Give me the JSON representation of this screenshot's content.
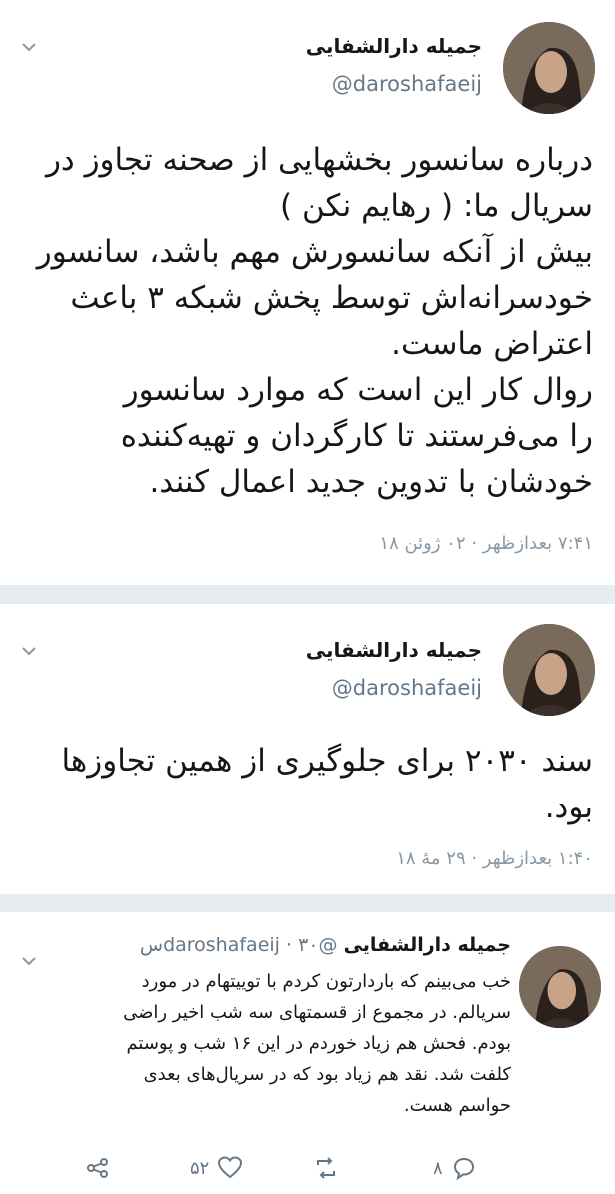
{
  "tweets": [
    {
      "name": "جمیله دارالشفایی",
      "handle": "@daroshafaeij",
      "body": "درباره سانسور بخشهایی از صحنه تجاوز در\nسریال ما: ( رهایم نکن )\nبیش از آنکه سانسورش مهم باشد، سانسور\nخودسرانه‌اش توسط پخش شبکه ۳ باعث\nاعتراض ماست.\nروال کار این است که موارد سانسور\nرا می‌فرستند تا کارگردان و تهیه‌کننده\nخودشان با تدوین جدید اعمال کنند.",
      "timestamp": "۷:۴۱ بعدازظهر · ۰۲ ژوئن ۱۸"
    },
    {
      "name": "جمیله دارالشفایی",
      "handle": "@daroshafaeij",
      "body": "سند ۲۰۳۰ برای جلوگیری از همین تجاوزها\nبود.",
      "timestamp": "۱:۴۰ بعدازظهر · ۲۹ مهٔ ۱۸"
    },
    {
      "name": "جمیله دارالشفایی",
      "handle": "@daroshafaeij",
      "time": "۳۰س",
      "body": "خب می‌بینم که باردارتون کردم با توییتهام در مورد\nسریالم. در مجموع از قسمتهای سه شب اخیر راضی\nبودم. فحش هم زیاد خوردم در این ۱۶ شب و پوستم\nکلفت شد. نقد هم زیاد بود که در سریال‌های بعدی\nحواسم هست.",
      "reply_count": "۸",
      "like_count": "۵۲"
    }
  ],
  "icons": [
    "chevron-down-icon",
    "reply-icon",
    "retweet-icon",
    "like-icon",
    "share-icon"
  ],
  "colors": {
    "secondary_text": "#657786",
    "timestamp": "#8899a6",
    "separator": "#e6ecf0"
  }
}
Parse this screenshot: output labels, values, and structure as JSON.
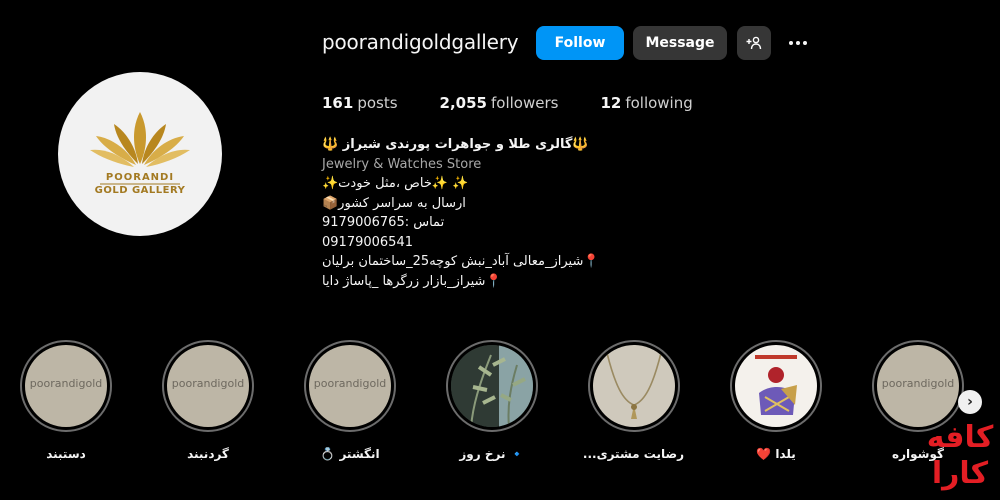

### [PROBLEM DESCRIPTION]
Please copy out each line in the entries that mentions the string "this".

### [RESULT OF THE TASK]
Give me the JSON representation of this screenshot's content.
Parse this screenshot: output labels, values, and structure as JSON.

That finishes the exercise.